Task brief - Return the data below unchanged. Drop any pictures.

Component data from apps and pages:
:::::

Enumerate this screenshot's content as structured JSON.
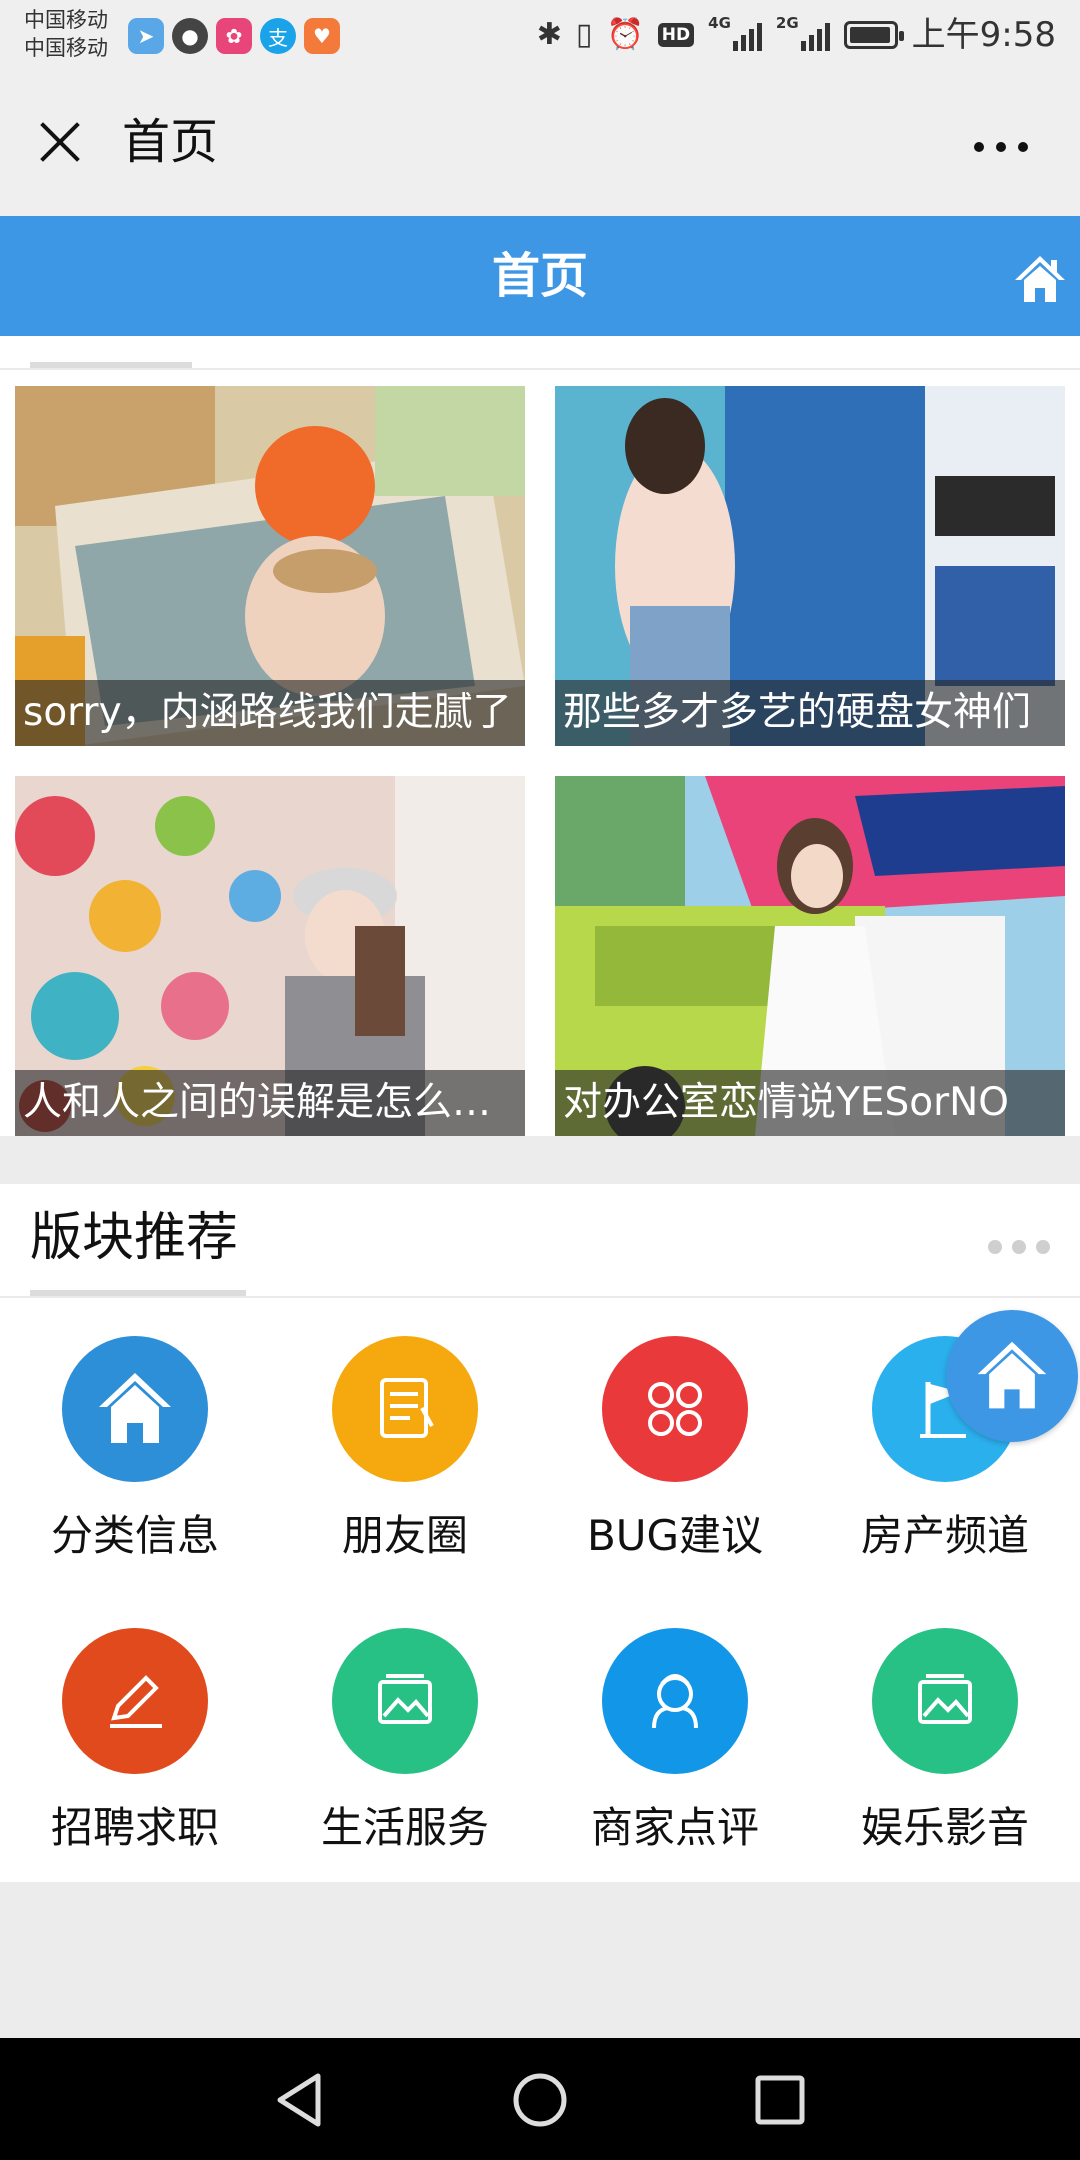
{
  "status_bar": {
    "carrier_line1": "中国移动",
    "carrier_line2": "中国移动",
    "network_4g": "4G",
    "network_2g": "2G",
    "hd": "HD",
    "time": "上午9:58"
  },
  "wechat_header": {
    "title": "首页"
  },
  "page_bar": {
    "title": "首页",
    "accent": "#3d97e5"
  },
  "articles": [
    {
      "title": "sorry，内涵路线我们走腻了"
    },
    {
      "title": "那些多才多艺的硬盘女神们"
    },
    {
      "title": "人和人之间的误解是怎么来的"
    },
    {
      "title": "对办公室恋情说YESorNO"
    }
  ],
  "section": {
    "title": "版块推荐",
    "items": [
      {
        "label": "分类信息",
        "color": "#2d8fd8",
        "icon": "home-icon"
      },
      {
        "label": "朋友圈",
        "color": "#f5a90f",
        "icon": "notes-icon"
      },
      {
        "label": "BUG建议",
        "color": "#e9393a",
        "icon": "clover-icon"
      },
      {
        "label": "房产频道",
        "color": "#2bb0ee",
        "icon": "flag-icon"
      },
      {
        "label": "招聘求职",
        "color": "#e04a1c",
        "icon": "pencil-icon"
      },
      {
        "label": "生活服务",
        "color": "#27c085",
        "icon": "picture-icon"
      },
      {
        "label": "商家点评",
        "color": "#1296e8",
        "icon": "person-icon"
      },
      {
        "label": "娱乐影音",
        "color": "#27c085",
        "icon": "picture-icon"
      }
    ]
  }
}
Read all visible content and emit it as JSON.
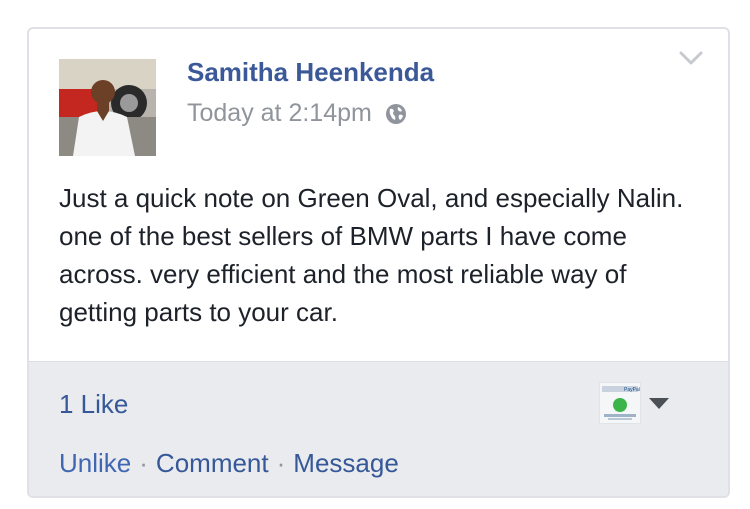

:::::

Solution to this task -
Enumerate this screenshot's content as structured JSON.
{
  "status_bar": {
    "carrier_line1": "中国移动",
    "carrier_line2": "中国移动",
    "network_4g": "4G",
    "network_2g": "2G",
    "hd": "HD",
    "time": "上午9:58"
  },
  "wechat_header": {
    "title": "首页"
  },
  "page_bar": {
    "title": "首页",
    "accent": "#3d97e5"
  },
  "articles": [
    {
      "title": "sorry，内涵路线我们走腻了"
    },
    {
      "title": "那些多才多艺的硬盘女神们"
    },
    {
      "title": "人和人之间的误解是怎么来的"
    },
    {
      "title": "对办公室恋情说YESorNO"
    }
  ],
  "section": {
    "title": "版块推荐",
    "items": [
      {
        "label": "分类信息",
        "color": "#2d8fd8",
        "icon": "home-icon"
      },
      {
        "label": "朋友圈",
        "color": "#f5a90f",
        "icon": "notes-icon"
      },
      {
        "label": "BUG建议",
        "color": "#e9393a",
        "icon": "clover-icon"
      },
      {
        "label": "房产频道",
        "color": "#2bb0ee",
        "icon": "flag-icon"
      },
      {
        "label": "招聘求职",
        "color": "#e04a1c",
        "icon": "pencil-icon"
      },
      {
        "label": "生活服务",
        "color": "#27c085",
        "icon": "picture-icon"
      },
      {
        "label": "商家点评",
        "color": "#1296e8",
        "icon": "person-icon"
      },
      {
        "label": "娱乐影音",
        "color": "#27c085",
        "icon": "picture-icon"
      }
    ]
  }
}
Read all visible content and emit it as JSON.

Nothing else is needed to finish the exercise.